Human-derived Hg pollution is undoubtedly present in the Arctic. However, these findings indicate that northern lake sediments are not simply recorders of atmospheric Hg deposition, but also record (in Hg) a climate signal. Therefore, interpretation of the 20th century Hg increases as being solely due to long-range pollution, and calculating pollutant Hg fluxes based on these increases, is incorrect. Statistically accounting for the climate effect leads to the conclusion that the atmospheric input of Hg pollution to these lakes is considerably smaller than previously reported.
Résumé(Résumé en langage clair et simple, non publié)
Cette étude indique que les changements climatiques dans le nord du Canada, tant au cours de la période médiévale que récemment, ont influencé le taux d'incorporation du mercure dans les sédiments lacustres.

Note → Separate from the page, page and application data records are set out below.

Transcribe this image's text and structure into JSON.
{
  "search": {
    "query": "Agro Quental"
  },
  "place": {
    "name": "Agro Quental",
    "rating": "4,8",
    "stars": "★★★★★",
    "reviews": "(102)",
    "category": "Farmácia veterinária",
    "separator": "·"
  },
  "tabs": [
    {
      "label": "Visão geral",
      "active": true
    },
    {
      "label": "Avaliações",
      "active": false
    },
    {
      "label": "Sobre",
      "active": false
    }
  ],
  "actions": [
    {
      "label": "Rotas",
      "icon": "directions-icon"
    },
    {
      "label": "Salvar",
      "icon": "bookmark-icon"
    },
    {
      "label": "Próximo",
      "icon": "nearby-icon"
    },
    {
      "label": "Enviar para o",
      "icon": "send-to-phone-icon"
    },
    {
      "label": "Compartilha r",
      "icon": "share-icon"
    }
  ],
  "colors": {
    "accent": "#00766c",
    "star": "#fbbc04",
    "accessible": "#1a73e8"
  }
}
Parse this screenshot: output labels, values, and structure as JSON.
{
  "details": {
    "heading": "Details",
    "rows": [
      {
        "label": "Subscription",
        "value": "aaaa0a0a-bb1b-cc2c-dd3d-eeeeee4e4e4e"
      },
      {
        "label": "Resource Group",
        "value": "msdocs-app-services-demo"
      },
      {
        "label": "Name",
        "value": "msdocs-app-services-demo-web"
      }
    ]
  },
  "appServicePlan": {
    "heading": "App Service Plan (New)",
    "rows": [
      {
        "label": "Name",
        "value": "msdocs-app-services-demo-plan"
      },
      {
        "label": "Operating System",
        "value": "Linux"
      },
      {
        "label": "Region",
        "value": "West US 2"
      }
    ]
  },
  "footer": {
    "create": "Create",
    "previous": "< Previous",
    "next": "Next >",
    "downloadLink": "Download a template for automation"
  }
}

Le mercure est un métal potentiellement toxique, très préoccupant pour les collectivités nordiques. En examinant la façon dont le mercure est lié dans les sédiments et la façon dont ceci change avec le climat, nous avons été en mesure de démontrer que les sédiments lacustres ne reflètent pas simplement le dépôt du mercure atmosphérique, mais aussi l'évolution du climat. L'interprétation selon laquelle les accroissements récents importants de la teneur en mercure dans les sédiments ont pour seule cause la pollution locale ou à grande distance est donc incorrecte.
GEOSCAN ID292926